Basically, it means that when you change position, like going from sitting to standing, you experience an abnormally large increase in heart rate.  My body, apparently, struggles to maintain homeostasis while I try to navigate myself through the day.  For some people, it's very debilitating.  They can't do anything without becoming dizzy or without their heart rate increasing so much that they can barely function.  Luckily, I've never been anywhere near that bad, and have no reason to expect to be. 

The doctor told me it's actually more of a kidney problem than a heart problem.  My kidneys don't hold on to potassium and salt and all those good things your body needs like they should.  My kidneys were very dehydrated as a result.  When one organ isn't working like it should, the others, especially the heart, have to work harder to keep everything in balance, and it has to work even harder to keep everything going where it's supposed to when I get up, stand up, and whatnot.  Water doesn't help.  I used to guzzle water, but would just feel bloated and sluggish.  Water doesn't replenish salt and potassium; it just makes you go to the bathroom.  And every time I did, my kidneys gave up more stuff they needed and I wasn't putting enough back.  So I need to be drinking Gatorade or Propel or something that will put back some of that good stuff, and not just flush it out.

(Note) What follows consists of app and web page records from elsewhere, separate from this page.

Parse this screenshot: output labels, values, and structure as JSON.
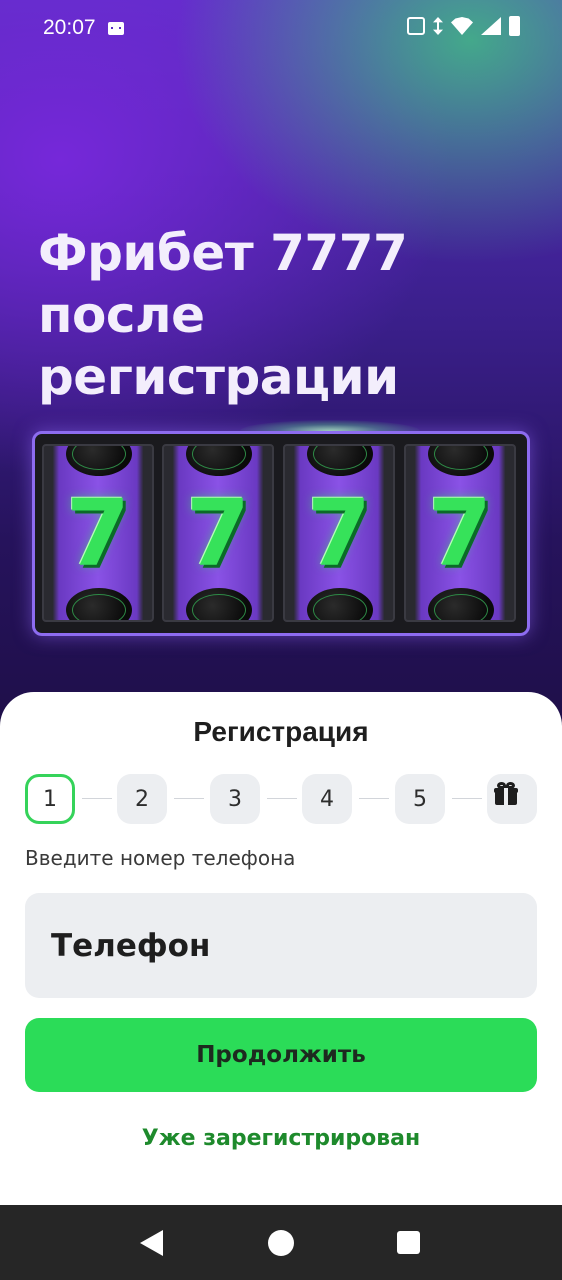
{
  "status_bar": {
    "time": "20:07",
    "icons": [
      "message-icon",
      "mute-icon",
      "data-arrows-icon",
      "wifi-icon",
      "signal-icon",
      "battery-icon"
    ]
  },
  "hero": {
    "headline_lines": [
      "Фрибет 7777",
      "после",
      "регистрации"
    ],
    "slot_reels": [
      "7",
      "7",
      "7",
      "7"
    ],
    "accent": "#36e25a"
  },
  "registration": {
    "title": "Регистрация",
    "steps": [
      "1",
      "2",
      "3",
      "4",
      "5"
    ],
    "active_step": "1",
    "prompt": "Введите номер телефона",
    "phone_placeholder": "Телефон",
    "continue_label": "Продолжить",
    "login_link": "Уже зарегистрирован"
  },
  "colors": {
    "primary_green": "#2bdc58",
    "link_green": "#1e8a2c",
    "purple_border": "#8d6cf0"
  }
}
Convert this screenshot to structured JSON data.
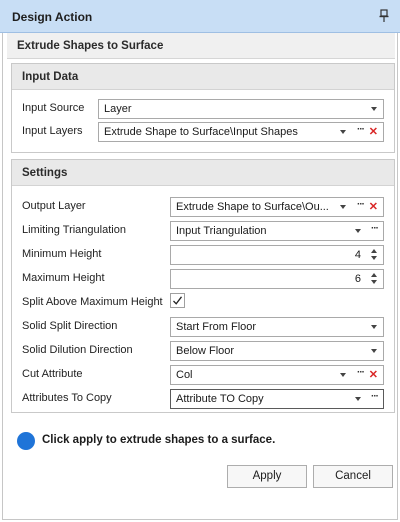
{
  "window": {
    "title": "Design Action",
    "pin_icon": "pin-icon"
  },
  "heading": "Extrude Shapes to Surface",
  "input_data": {
    "title": "Input Data",
    "input_source": {
      "label": "Input Source",
      "value": "Layer"
    },
    "input_layers": {
      "label": "Input Layers",
      "value": "Extrude Shape to Surface\\Input Shapes"
    }
  },
  "settings": {
    "title": "Settings",
    "output_layer": {
      "label": "Output Layer",
      "value": "Extrude Shape to Surface\\Ou..."
    },
    "limiting_triangulation": {
      "label": "Limiting Triangulation",
      "value": "Input Triangulation"
    },
    "minimum_height": {
      "label": "Minimum Height",
      "value": "4"
    },
    "maximum_height": {
      "label": "Maximum Height",
      "value": "6"
    },
    "split_above_max": {
      "label": "Split Above Maximum Height",
      "checked": true
    },
    "solid_split_direction": {
      "label": "Solid Split Direction",
      "value": "Start From Floor"
    },
    "solid_dilution_direction": {
      "label": "Solid Dilution Direction",
      "value": "Below Floor"
    },
    "cut_attribute": {
      "label": "Cut Attribute",
      "value": "Col"
    },
    "attributes_to_copy": {
      "label": "Attributes To Copy",
      "value": "Attribute TO Copy"
    }
  },
  "info": {
    "message": "Click apply to extrude shapes to a surface.",
    "icon": "info-dot-icon",
    "color": "#1f74d8"
  },
  "buttons": {
    "apply": "Apply",
    "cancel": "Cancel"
  },
  "colors": {
    "titlebar": "#c8def5",
    "clear_x": "#d92626"
  }
}
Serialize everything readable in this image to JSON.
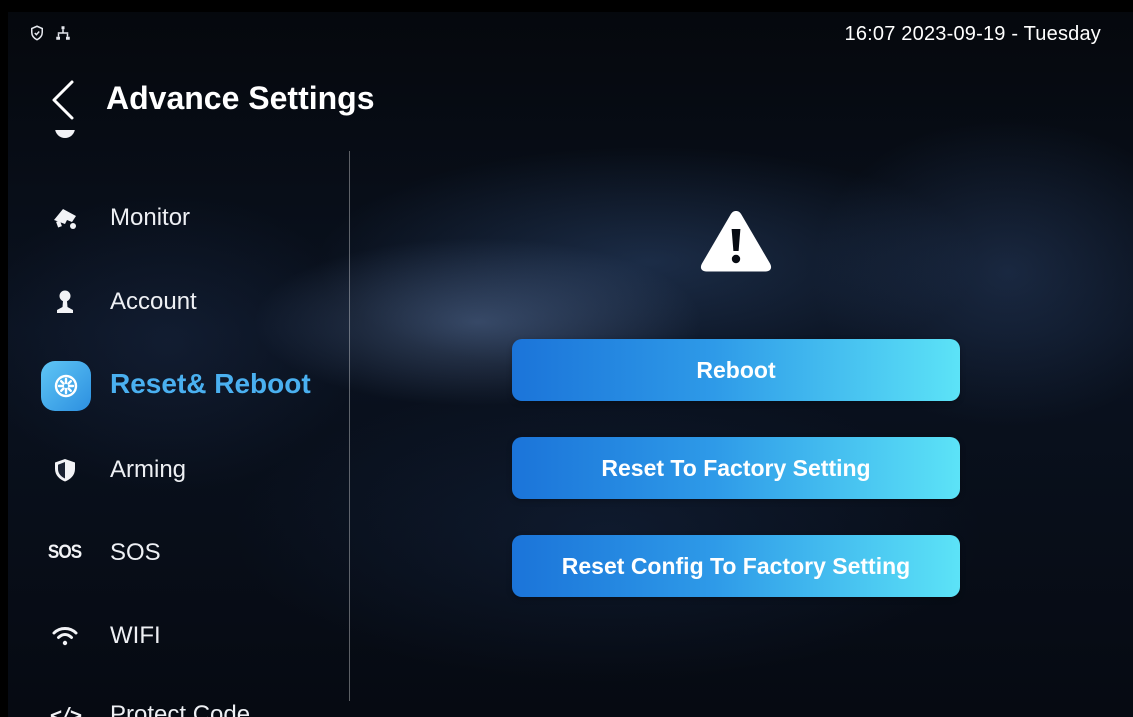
{
  "status_bar": {
    "icons": [
      "shield-check-icon",
      "network-icon"
    ],
    "clock": "16:07  2023-09-19 - Tuesday"
  },
  "header": {
    "back_icon": "chevron-left-icon",
    "title": "Advance Settings"
  },
  "sidebar": {
    "items": [
      {
        "label": "",
        "icon": "partial-item-icon"
      },
      {
        "label": "Monitor",
        "icon": "monitor-icon"
      },
      {
        "label": "Account",
        "icon": "person-icon"
      },
      {
        "label": "Reset& Reboot",
        "icon": "reset-reboot-icon",
        "active": true
      },
      {
        "label": "Arming",
        "icon": "shield-icon"
      },
      {
        "label": "SOS",
        "icon": "sos-icon",
        "icon_text": "SOS"
      },
      {
        "label": "WIFI",
        "icon": "wifi-icon"
      },
      {
        "label": "Protect Code",
        "icon": "code-icon",
        "icon_text": "</>"
      }
    ]
  },
  "main": {
    "warning_icon": "warning-triangle-icon",
    "buttons": {
      "reboot": "Reboot",
      "reset_factory": "Reset To Factory Setting",
      "reset_config": "Reset Config To Factory Setting"
    }
  },
  "colors": {
    "accent": "#4ab0f0",
    "button_gradient_start": "#1b74d9",
    "button_gradient_end": "#5ce3f7",
    "background": "#070b12"
  }
}
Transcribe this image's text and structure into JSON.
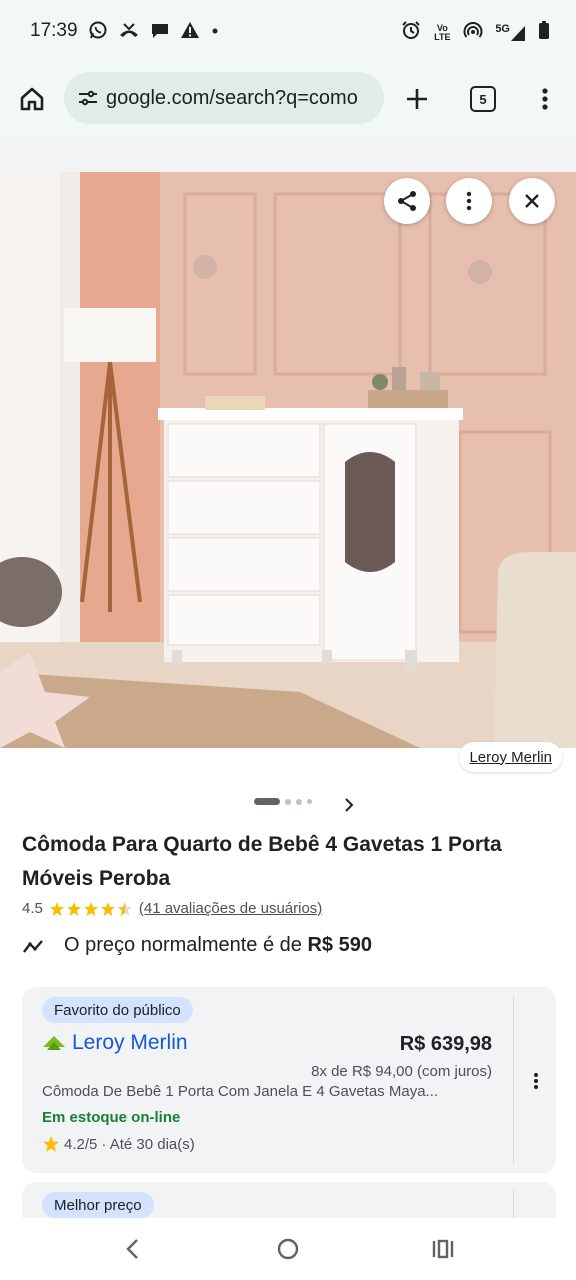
{
  "status_bar": {
    "time": "17:39",
    "left_icons": [
      "whatsapp-icon",
      "missed-call-icon",
      "chat-icon",
      "warning-icon",
      "dot-icon"
    ],
    "right_icons": [
      "alarm-icon",
      "volte-icon",
      "hotspot-icon",
      "5g-signal-icon",
      "battery-icon"
    ],
    "network": "5G",
    "volte": "Vo LTE"
  },
  "browser": {
    "url": "google.com/search?q=como",
    "tab_count": "5"
  },
  "image": {
    "source": "Leroy Merlin",
    "page_count": 4,
    "active_page": 1
  },
  "product": {
    "title": "Cômoda Para Quarto de Bebê 4 Gavetas 1 Porta Móveis Peroba",
    "rating": "4.5",
    "rating_value": 4.5,
    "reviews": "(41 avaliações de usuários)",
    "price_text": "O preço normalmente é de",
    "price_value": "R$ 590"
  },
  "offers": [
    {
      "badge": "Favorito do público",
      "merchant": "Leroy Merlin",
      "price": "R$ 639,98",
      "installments": "8x de R$ 94,00 (com juros)",
      "description": "Cômoda De Bebê 1 Porta Com Janela E 4 Gavetas Maya...",
      "stock": "Em estoque on-line",
      "seller_rating": "4.2/5",
      "delivery": "· Até 30 dia(s)"
    },
    {
      "badge": "Melhor preço"
    }
  ],
  "colors": {
    "accent": "#1558d6",
    "stock_green": "#188038",
    "star": "#fbbc04",
    "badge_bg": "#d3e3fd",
    "merchant_logo": "#78be20"
  }
}
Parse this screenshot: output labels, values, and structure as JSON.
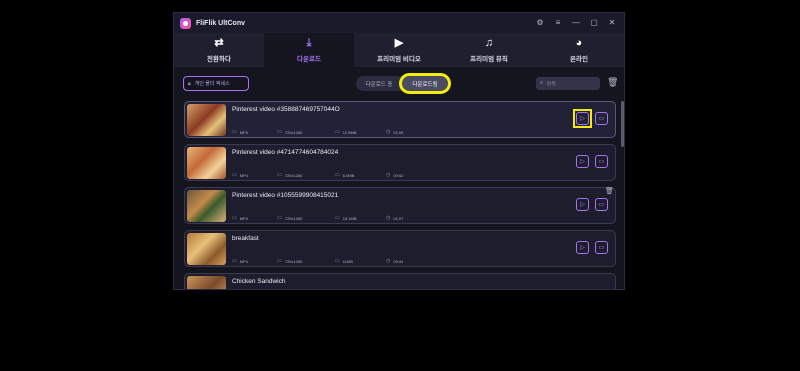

There are about 4 different medications I was told I could try, but I wasn't put on any of them, which I very much appreciate.  We think I can treat it by hydrating properly and by being aware that stress and caffeine (motherfucker) make it worse.  My heart is fine, my kidneys are fine - no permanent damage done.  Just something to be aware of. 

I'm relieved that I know what's wrong and that I can fix it without anything major or scary.  I was really scared for a bit there.

So now here's the problem. 
Don't even get me started on my plastic bottle guilt.
Gatorade.  I've been drinking 2-3 bottles a day.  Gatorade has a shit ton of calories in it, so I buy the low calorie kind.  I swap calories for sucralose.  I know nothing definitive has been proven, but pumping your body with that much artificial sweetener can't be good.  It scares me.  I'm going to have to be drinking this stuff for the rest of my life most likely.  I really want to find a low calorie, all-natural option that has a similar potassium and sodium content.  And if it doesn't cost $5/bottle, that would be even better.

Any ideas?  So far, the only one that seems like it might do is SoBe Lean Machine Lifewater.  It's 0 calories and sweetened with stevia and erythritol, which are both natural.  It's also like $20 for a 12 pack.  Yikes.  Are there really no low-calorie all-natural fitness drinks that are affordable?  That can't be right.  Your help, please.

Lastly, if you think something is wrong, trust your instincts and don't be stupid like me.  Go get it checked out.  Go.  Now, preferably.  I'll hold your hand.


SG said...

Yikes! I'm glad you're ok. If I may, there is another way of getting more sodium...may I suggest McDonalds? Its always worked for me. Good luck love!

LWhits said...

Gatorade powder is tons cheaper and you can cut it with as much water as you want which is basically what the low-cal gatorades do. No bottles, less expensive = win! Any sports or running store would have it.

Kelsey said...

Hey Christina! First of all, I'm sorry to hear that you have yet another thing to deal with right now, but I'm glad it's not as serious as some cases can be... yikes. I just wanted to pass along a recipe for all natural "gatorade" on the Wellness Mama blog: http://wellnessmama.com/2575/natural-sports-drink-alternatives-recipe/ If you're willing to make it yourself you might prefer this version to the store bought stuff. Also, I've heard that coconut water is actually higher in potassium than gatorade, so maybe that might work for you? Good luck, hope this recipe works for you!

Christina said...

Thank you! I'm going to look into all of these. (Except for yours, Sara.)

SG said...

Fine, be that way, I see where I stand...